## WORK REQUEST:
The output must match the entries below exactly, with pictures removed.

──────── DATA FOR THIS TASK

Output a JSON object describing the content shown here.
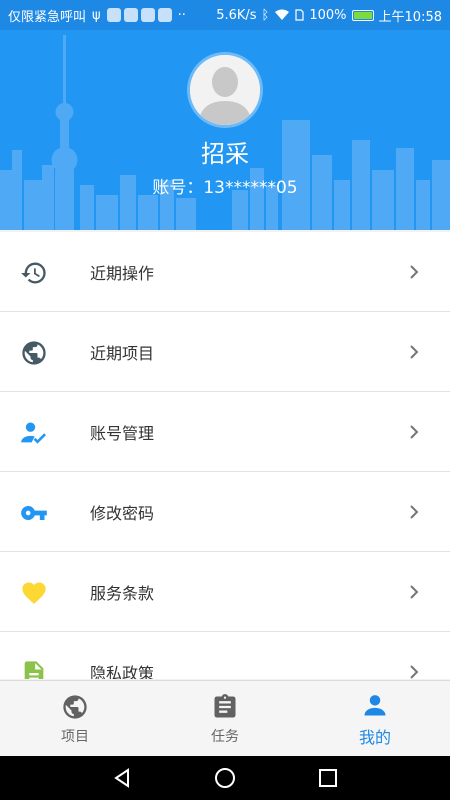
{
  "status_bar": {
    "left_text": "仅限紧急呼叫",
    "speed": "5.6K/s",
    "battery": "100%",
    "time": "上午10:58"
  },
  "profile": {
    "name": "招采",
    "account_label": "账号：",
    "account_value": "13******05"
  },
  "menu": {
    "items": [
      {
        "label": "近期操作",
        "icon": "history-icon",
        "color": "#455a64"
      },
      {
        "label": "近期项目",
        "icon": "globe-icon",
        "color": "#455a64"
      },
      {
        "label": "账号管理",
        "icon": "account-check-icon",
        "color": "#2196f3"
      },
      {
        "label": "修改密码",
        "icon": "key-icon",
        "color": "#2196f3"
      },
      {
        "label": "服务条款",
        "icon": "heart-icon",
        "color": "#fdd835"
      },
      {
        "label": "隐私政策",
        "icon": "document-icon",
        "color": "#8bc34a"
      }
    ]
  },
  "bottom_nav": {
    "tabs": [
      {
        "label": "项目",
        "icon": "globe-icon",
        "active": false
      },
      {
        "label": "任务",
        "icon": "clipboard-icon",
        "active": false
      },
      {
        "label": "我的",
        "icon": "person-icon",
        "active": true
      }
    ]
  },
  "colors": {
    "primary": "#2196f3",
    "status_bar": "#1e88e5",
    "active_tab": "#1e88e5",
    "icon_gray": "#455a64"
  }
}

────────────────

## YOUR RESPONSE:
Output a JSON object describing the content shown here.
{
  "status_bar": {
    "left_text": "仅限紧急呼叫",
    "speed": "5.6K/s",
    "battery": "100%",
    "time": "上午10:58"
  },
  "profile": {
    "name": "招采",
    "account_label": "账号：",
    "account_value": "13******05"
  },
  "menu": {
    "items": [
      {
        "label": "近期操作",
        "icon": "history-icon",
        "color": "#455a64"
      },
      {
        "label": "近期项目",
        "icon": "globe-icon",
        "color": "#455a64"
      },
      {
        "label": "账号管理",
        "icon": "account-check-icon",
        "color": "#2196f3"
      },
      {
        "label": "修改密码",
        "icon": "key-icon",
        "color": "#2196f3"
      },
      {
        "label": "服务条款",
        "icon": "heart-icon",
        "color": "#fdd835"
      },
      {
        "label": "隐私政策",
        "icon": "document-icon",
        "color": "#8bc34a"
      }
    ]
  },
  "bottom_nav": {
    "tabs": [
      {
        "label": "项目",
        "icon": "globe-icon",
        "active": false
      },
      {
        "label": "任务",
        "icon": "clipboard-icon",
        "active": false
      },
      {
        "label": "我的",
        "icon": "person-icon",
        "active": true
      }
    ]
  },
  "colors": {
    "primary": "#2196f3",
    "status_bar": "#1e88e5",
    "active_tab": "#1e88e5",
    "icon_gray": "#455a64"
  }
}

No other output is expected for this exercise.